● TASK REQUIREMENTS: Whatever lines the data contains, output all of them unchanged.

———

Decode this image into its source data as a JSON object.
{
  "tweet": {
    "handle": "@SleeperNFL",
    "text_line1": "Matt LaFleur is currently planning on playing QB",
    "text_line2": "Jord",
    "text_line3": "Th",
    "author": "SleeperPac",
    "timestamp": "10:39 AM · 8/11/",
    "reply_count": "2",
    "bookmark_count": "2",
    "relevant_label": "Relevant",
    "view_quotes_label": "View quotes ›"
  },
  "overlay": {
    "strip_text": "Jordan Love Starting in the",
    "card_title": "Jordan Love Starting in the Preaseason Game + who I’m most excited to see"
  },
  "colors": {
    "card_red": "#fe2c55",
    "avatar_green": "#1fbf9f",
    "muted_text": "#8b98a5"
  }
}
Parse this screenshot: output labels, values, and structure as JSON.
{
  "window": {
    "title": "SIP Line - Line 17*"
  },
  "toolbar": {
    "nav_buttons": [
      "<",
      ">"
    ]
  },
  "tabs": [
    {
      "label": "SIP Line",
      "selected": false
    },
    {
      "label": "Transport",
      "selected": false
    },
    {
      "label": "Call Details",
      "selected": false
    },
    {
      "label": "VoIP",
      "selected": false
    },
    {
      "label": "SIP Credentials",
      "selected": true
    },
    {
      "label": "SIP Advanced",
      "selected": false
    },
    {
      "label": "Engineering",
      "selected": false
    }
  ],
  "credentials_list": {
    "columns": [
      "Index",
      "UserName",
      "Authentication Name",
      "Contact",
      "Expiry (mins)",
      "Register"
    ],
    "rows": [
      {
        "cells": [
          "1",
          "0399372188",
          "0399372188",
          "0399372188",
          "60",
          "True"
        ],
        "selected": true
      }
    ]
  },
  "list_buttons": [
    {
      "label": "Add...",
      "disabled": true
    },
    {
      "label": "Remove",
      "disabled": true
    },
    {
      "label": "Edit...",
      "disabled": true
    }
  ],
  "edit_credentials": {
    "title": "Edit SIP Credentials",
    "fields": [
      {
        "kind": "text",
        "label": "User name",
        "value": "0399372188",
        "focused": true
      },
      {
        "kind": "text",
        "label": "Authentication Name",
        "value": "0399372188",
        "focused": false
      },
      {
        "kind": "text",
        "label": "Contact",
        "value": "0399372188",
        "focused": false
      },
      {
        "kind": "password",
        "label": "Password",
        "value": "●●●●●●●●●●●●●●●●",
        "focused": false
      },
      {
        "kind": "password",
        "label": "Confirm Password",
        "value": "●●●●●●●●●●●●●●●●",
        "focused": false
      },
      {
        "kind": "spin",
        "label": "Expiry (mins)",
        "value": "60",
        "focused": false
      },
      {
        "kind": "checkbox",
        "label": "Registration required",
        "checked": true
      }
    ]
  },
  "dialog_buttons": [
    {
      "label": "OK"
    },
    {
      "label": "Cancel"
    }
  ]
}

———

● ANSWER BOX:
Decode this image into its source data as a JSON object.
{
  "tweet": {
    "handle": "@SleeperNFL",
    "text_line1": "Matt LaFleur is currently planning on playing QB",
    "text_line2": "Jord",
    "text_line3": "Th",
    "author": "SleeperPac",
    "timestamp": "10:39 AM · 8/11/",
    "reply_count": "2",
    "bookmark_count": "2",
    "relevant_label": "Relevant",
    "view_quotes_label": "View quotes ›"
  },
  "overlay": {
    "strip_text": "Jordan Love Starting in the",
    "card_title": "Jordan Love Starting in the Preaseason Game + who I’m most excited to see"
  },
  "colors": {
    "card_red": "#fe2c55",
    "avatar_green": "#1fbf9f",
    "muted_text": "#8b98a5"
  }
}
Parse this screenshot: output labels, values, and structure as JSON.
{
  "window": {
    "title": "SIP Line - Line 17*"
  },
  "toolbar": {
    "nav_buttons": [
      "<",
      ">"
    ]
  },
  "tabs": [
    {
      "label": "SIP Line",
      "selected": false
    },
    {
      "label": "Transport",
      "selected": false
    },
    {
      "label": "Call Details",
      "selected": false
    },
    {
      "label": "VoIP",
      "selected": false
    },
    {
      "label": "SIP Credentials",
      "selected": true
    },
    {
      "label": "SIP Advanced",
      "selected": false
    },
    {
      "label": "Engineering",
      "selected": false
    }
  ],
  "credentials_list": {
    "columns": [
      "Index",
      "UserName",
      "Authentication Name",
      "Contact",
      "Expiry (mins)",
      "Register"
    ],
    "rows": [
      {
        "cells": [
          "1",
          "0399372188",
          "0399372188",
          "0399372188",
          "60",
          "True"
        ],
        "selected": true
      }
    ]
  },
  "list_buttons": [
    {
      "label": "Add...",
      "disabled": true
    },
    {
      "label": "Remove",
      "disabled": true
    },
    {
      "label": "Edit...",
      "disabled": true
    }
  ],
  "edit_credentials": {
    "title": "Edit SIP Credentials",
    "fields": [
      {
        "kind": "text",
        "label": "User name",
        "value": "0399372188",
        "focused": true
      },
      {
        "kind": "text",
        "label": "Authentication Name",
        "value": "0399372188",
        "focused": false
      },
      {
        "kind": "text",
        "label": "Contact",
        "value": "0399372188",
        "focused": false
      },
      {
        "kind": "password",
        "label": "Password",
        "value": "●●●●●●●●●●●●●●●●",
        "focused": false
      },
      {
        "kind": "password",
        "label": "Confirm Password",
        "value": "●●●●●●●●●●●●●●●●",
        "focused": false
      },
      {
        "kind": "spin",
        "label": "Expiry (mins)",
        "value": "60",
        "focused": false
      },
      {
        "kind": "checkbox",
        "label": "Registration required",
        "checked": true
      }
    ]
  },
  "dialog_buttons": [
    {
      "label": "OK"
    },
    {
      "label": "Cancel"
    }
  ]
}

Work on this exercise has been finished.